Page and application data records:
====================

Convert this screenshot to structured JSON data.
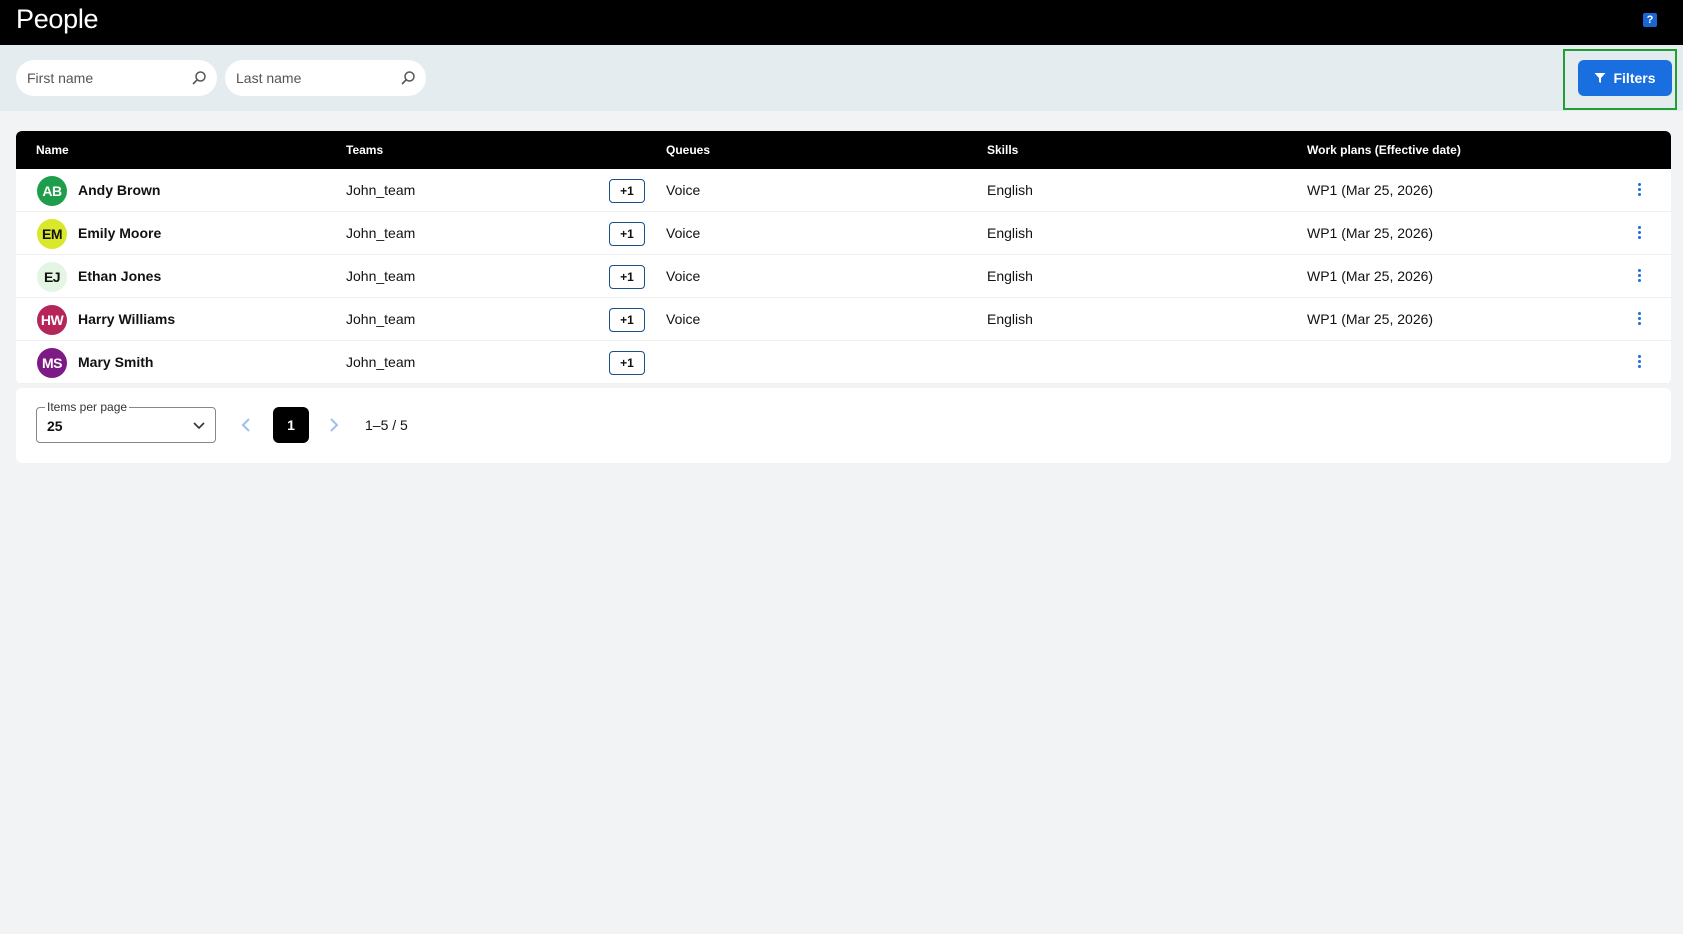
{
  "header": {
    "title": "People",
    "help_icon": "help-icon"
  },
  "search": {
    "first_name_placeholder": "First name",
    "last_name_placeholder": "Last name"
  },
  "toolbar": {
    "filters_label": "Filters"
  },
  "table": {
    "columns": [
      "Name",
      "Teams",
      "Queues",
      "Skills",
      "Work plans (Effective date)"
    ],
    "rows": [
      {
        "initials": "AB",
        "name": "Andy Brown",
        "team": "John_team",
        "more": "+1",
        "queue": "Voice",
        "skill": "English",
        "plan": "WP1 (Mar 25, 2026)",
        "avatar_bg": "#1e9e4a",
        "avatar_fg": "#ffffff"
      },
      {
        "initials": "EM",
        "name": "Emily Moore",
        "team": "John_team",
        "more": "+1",
        "queue": "Voice",
        "skill": "English",
        "plan": "WP1 (Mar 25, 2026)",
        "avatar_bg": "#d9e82a",
        "avatar_fg": "#111111"
      },
      {
        "initials": "EJ",
        "name": "Ethan Jones",
        "team": "John_team",
        "more": "+1",
        "queue": "Voice",
        "skill": "English",
        "plan": "WP1 (Mar 25, 2026)",
        "avatar_bg": "#e3f6e3",
        "avatar_fg": "#111111"
      },
      {
        "initials": "HW",
        "name": "Harry Williams",
        "team": "John_team",
        "more": "+1",
        "queue": "Voice",
        "skill": "English",
        "plan": "WP1 (Mar 25, 2026)",
        "avatar_bg": "#b5255a",
        "avatar_fg": "#ffffff"
      },
      {
        "initials": "MS",
        "name": "Mary Smith",
        "team": "John_team",
        "more": "+1",
        "queue": "",
        "skill": "",
        "plan": "",
        "avatar_bg": "#7c1a86",
        "avatar_fg": "#ffffff"
      }
    ]
  },
  "pagination": {
    "items_per_page_label": "Items per page",
    "items_per_page_value": "25",
    "current_page": "1",
    "range": "1–5 / 5"
  },
  "colors": {
    "accent": "#1a6fe0",
    "highlight": "#1e9e33"
  }
}
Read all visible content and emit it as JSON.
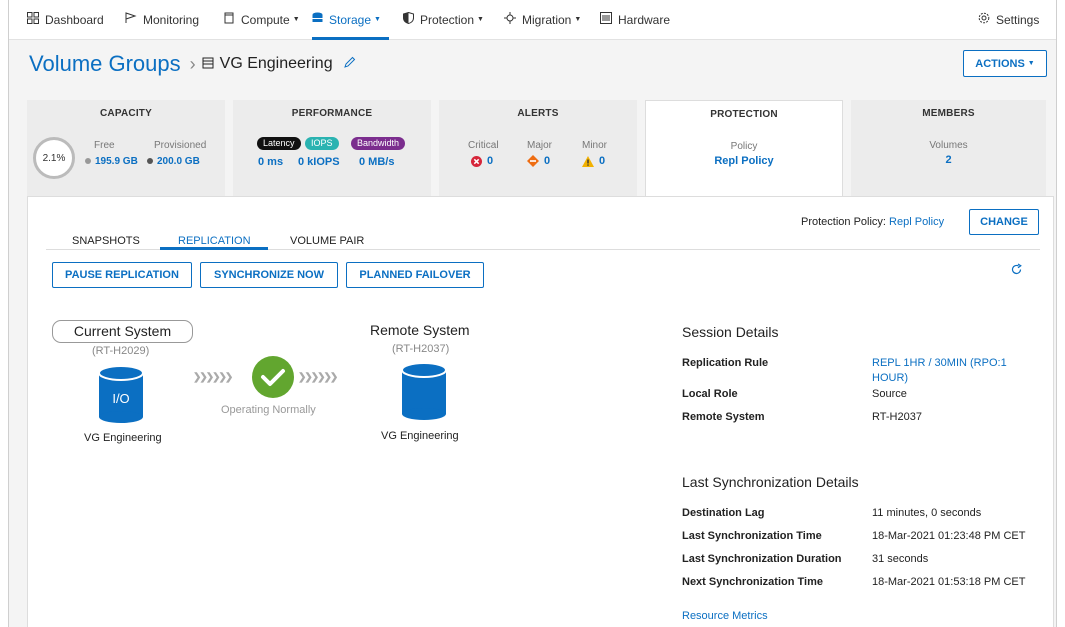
{
  "nav": {
    "dashboard": "Dashboard",
    "monitoring": "Monitoring",
    "compute": "Compute",
    "storage": "Storage",
    "protection": "Protection",
    "migration": "Migration",
    "hardware": "Hardware",
    "settings": "Settings"
  },
  "header": {
    "title": "Volume Groups",
    "subtitle": "VG Engineering",
    "actions": "ACTIONS"
  },
  "cards": {
    "capacity": {
      "title": "CAPACITY",
      "percent": "2.1%",
      "free_label": "Free",
      "free_value": "195.9 GB",
      "prov_label": "Provisioned",
      "prov_value": "200.0 GB"
    },
    "performance": {
      "title": "PERFORMANCE",
      "latency_label": "Latency",
      "iops_label": "IOPS",
      "bandwidth_label": "Bandwidth",
      "latency_value": "0 ms",
      "iops_value": "0 kIOPS",
      "bandwidth_value": "0 MB/s"
    },
    "alerts": {
      "title": "ALERTS",
      "critical_label": "Critical",
      "major_label": "Major",
      "minor_label": "Minor",
      "critical_value": "0",
      "major_value": "0",
      "minor_value": "0"
    },
    "protection": {
      "title": "PROTECTION",
      "policy_label": "Policy",
      "policy_value": "Repl Policy"
    },
    "members": {
      "title": "MEMBERS",
      "volumes_label": "Volumes",
      "volumes_value": "2"
    }
  },
  "tabs": [
    "SNAPSHOTS",
    "REPLICATION",
    "VOLUME PAIR"
  ],
  "protection_policy": {
    "label": "Protection Policy:",
    "value": "Repl Policy",
    "change": "CHANGE"
  },
  "buttons": {
    "pause": "PAUSE REPLICATION",
    "sync": "SYNCHRONIZE NOW",
    "failover": "PLANNED FAILOVER"
  },
  "diagram": {
    "current_title": "Current System",
    "current_id": "(RT-H2029)",
    "current_icon_text": "I/O",
    "current_vg": "VG Engineering",
    "status": "Operating Normally",
    "remote_title": "Remote System",
    "remote_id": "(RT-H2037)",
    "remote_vg": "VG Engineering"
  },
  "session": {
    "title": "Session Details",
    "rows": [
      {
        "key": "Replication Rule",
        "value": "REPL 1HR / 30MIN (RPO:1 HOUR)"
      },
      {
        "key": "Local Role",
        "value": "Source"
      },
      {
        "key": "Remote System",
        "value": "RT-H2037"
      }
    ]
  },
  "sync": {
    "title": "Last Synchronization Details",
    "rows": [
      {
        "key": "Destination Lag",
        "value": "11 minutes, 0 seconds"
      },
      {
        "key": "Last Synchronization Time",
        "value": "18-Mar-2021 01:23:48 PM CET"
      },
      {
        "key": "Last Synchronization Duration",
        "value": "31 seconds"
      },
      {
        "key": "Next Synchronization Time",
        "value": "18-Mar-2021 01:53:18 PM CET"
      }
    ],
    "resource_metrics": "Resource Metrics"
  }
}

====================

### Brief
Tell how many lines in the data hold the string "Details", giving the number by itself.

### Completed task
2